What the military can teach teachers
The recent announcement about the extension and beefing up of the 'Troops to Teachers' programme has galvanised me into writing this post.
I'm not a military man per se (though those who know me will get that my rather stiff walk leads many to assume that I do have some sort of military background!)
I have however had a long and very rewarding association with various branches of the military. I was a CCF cadet at school and, inspired by the formidable John Ing, flirted for some time with the idea of joining the Royal Marines. But, having failed to get a Royal Marines scholarship whilst still at school (sour grapes), I turned my attention to the Irish Guards and throughout most of my time at university had every intention of signing up as soon as I'd finished my studies. I joined the 3rd (TA) Bn Worcestershire and Sherwood Foresters whilst I was at Nottingham and had earnt my commission by the time my degree came to an end. The three weeks I spent at Sandhurst on the weekend warriors' version of the commissioning course were as formative as any other 21 day period I can recall having had before or since.
In the end, the imminent arrival of my (now 16 year old) daughter persuaded me that signing for a bachelor life of mess high-jinx and months abroad would be irredeemably selfish. I enrolled on the Nottingham PGCE instead and the rest, as they say, is history.

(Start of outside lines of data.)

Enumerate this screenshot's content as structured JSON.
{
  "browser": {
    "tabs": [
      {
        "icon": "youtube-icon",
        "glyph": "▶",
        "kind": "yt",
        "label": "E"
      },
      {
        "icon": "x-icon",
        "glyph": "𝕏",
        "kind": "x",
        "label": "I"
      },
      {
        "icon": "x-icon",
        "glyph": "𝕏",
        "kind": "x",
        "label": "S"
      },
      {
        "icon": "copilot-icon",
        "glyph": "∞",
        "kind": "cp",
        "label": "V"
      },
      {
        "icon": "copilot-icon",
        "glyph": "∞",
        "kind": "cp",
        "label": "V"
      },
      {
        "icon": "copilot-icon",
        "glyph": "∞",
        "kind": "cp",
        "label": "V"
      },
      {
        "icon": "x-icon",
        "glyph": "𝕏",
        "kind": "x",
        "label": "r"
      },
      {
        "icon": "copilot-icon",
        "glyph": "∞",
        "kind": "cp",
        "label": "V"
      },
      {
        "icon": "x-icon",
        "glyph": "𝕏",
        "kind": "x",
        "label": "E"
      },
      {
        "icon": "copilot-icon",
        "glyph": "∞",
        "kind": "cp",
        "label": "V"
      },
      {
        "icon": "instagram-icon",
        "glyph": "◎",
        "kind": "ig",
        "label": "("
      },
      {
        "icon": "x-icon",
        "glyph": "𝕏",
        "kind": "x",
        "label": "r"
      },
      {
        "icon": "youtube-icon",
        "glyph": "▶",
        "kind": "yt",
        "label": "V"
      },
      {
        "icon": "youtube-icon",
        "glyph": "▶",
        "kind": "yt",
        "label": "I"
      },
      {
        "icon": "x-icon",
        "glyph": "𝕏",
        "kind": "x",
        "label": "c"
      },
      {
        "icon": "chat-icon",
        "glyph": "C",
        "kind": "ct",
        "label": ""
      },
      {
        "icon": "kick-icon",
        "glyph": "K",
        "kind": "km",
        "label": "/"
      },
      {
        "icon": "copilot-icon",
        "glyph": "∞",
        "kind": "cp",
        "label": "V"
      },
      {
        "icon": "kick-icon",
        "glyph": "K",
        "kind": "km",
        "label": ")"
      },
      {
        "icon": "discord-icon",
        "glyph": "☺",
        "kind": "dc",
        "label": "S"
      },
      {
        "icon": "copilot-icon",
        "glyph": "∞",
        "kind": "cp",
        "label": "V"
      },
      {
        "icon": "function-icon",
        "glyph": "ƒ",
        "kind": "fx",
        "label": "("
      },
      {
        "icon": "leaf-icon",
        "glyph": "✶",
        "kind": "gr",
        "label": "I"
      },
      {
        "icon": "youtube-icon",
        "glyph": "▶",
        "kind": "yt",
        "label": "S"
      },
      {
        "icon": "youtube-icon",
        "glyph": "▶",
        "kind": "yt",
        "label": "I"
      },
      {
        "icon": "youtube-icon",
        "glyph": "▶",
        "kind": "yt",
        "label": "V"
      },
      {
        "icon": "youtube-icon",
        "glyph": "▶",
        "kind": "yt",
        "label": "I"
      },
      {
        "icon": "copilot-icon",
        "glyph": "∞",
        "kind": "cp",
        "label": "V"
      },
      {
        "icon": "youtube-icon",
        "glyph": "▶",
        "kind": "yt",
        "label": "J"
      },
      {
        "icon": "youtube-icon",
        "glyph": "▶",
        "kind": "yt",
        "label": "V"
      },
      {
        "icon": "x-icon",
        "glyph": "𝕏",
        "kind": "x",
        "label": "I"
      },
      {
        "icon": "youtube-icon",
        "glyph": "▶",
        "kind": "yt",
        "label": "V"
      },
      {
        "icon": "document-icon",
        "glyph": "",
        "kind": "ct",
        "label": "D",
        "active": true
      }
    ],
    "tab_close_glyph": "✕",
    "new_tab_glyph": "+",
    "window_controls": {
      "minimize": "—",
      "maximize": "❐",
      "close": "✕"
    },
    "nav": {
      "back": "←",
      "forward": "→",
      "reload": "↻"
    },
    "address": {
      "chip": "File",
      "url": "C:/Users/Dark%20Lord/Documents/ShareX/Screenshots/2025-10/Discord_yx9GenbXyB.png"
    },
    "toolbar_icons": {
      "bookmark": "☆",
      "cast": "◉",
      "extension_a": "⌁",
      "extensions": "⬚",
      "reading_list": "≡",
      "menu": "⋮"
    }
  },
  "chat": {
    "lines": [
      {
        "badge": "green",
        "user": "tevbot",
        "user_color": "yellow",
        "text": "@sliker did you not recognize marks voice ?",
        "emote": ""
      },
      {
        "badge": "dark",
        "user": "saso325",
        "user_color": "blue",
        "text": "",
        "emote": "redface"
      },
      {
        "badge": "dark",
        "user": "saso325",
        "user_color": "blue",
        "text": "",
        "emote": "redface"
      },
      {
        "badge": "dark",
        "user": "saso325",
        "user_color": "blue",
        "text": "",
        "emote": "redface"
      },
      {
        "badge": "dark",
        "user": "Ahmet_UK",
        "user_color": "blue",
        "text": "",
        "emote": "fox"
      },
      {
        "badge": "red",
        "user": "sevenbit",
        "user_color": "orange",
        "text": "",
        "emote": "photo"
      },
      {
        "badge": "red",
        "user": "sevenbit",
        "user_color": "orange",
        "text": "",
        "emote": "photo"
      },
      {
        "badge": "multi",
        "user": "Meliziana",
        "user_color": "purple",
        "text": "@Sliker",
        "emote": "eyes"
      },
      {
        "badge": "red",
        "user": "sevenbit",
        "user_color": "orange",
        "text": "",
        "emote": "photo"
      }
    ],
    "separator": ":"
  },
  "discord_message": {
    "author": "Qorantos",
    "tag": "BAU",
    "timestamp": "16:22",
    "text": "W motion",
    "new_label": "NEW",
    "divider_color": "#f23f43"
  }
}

But I've kept close connections with the military. For a short while I commanded a TA Platoon in Canley, Coventry until my Saturday school commitments made continuing to do so unworkable. And I have now clocked up over 16 years' continuous service as a CCF officer. During that time I've seen a lot of military-style instruction, both good and bad. Here though are some of the good bits:
Mnemonics - or more accurately acrostic phrases - are bread and butter in the military. Soldiers seem to have them for everything, and with good reason - they are a marvellous little devise for remembering key facts. Teachers don't use them enough. A while ago I devised several for remembering various geological eras, but I should devise more; so should we all.
The 3 part lesson Sandhurst style. Someone told me many years ago that military trainers are taught: 'Tell then what you're going to tell them, tell them, then tell them what you've just told them'. Marvellously simple, and it works. If you watch a skilful expositor they almost always do it - repetition is a key aspect of deep internalisation.
Commando spirit. I've whinged elsewhere about jobsworths; and we've all encountered pupils who lack a bit of backbone. They could do worse than be referred to the four elements of what the Royal Marines call the 'commando spirit' - a great code to live by:
- Cheerfulness in the face of adversity
In conditions and at times of day when most teachers would be inclined to pack it in, military trainers don't - there's something for us to learn from that.
The CCF had a narrow escape from the Chancellor's axe last year. Thank heavens it survived because I think pupils and teachers have a huge amount to learn from the military life, whether or not they end up having any longer term connection with it.
I close with the final verse of one of my favourite school songs. 'Young Brown' has overcome a series of setbacks until:
And now he’s in a Regiment a-fighting for the Crown,
And soon he’ll be a K.C.B. and Major-General Brown.
So listen all, both great and small, and may there be some more
To rally round to the bugle-sound, and join the Rifle Corps!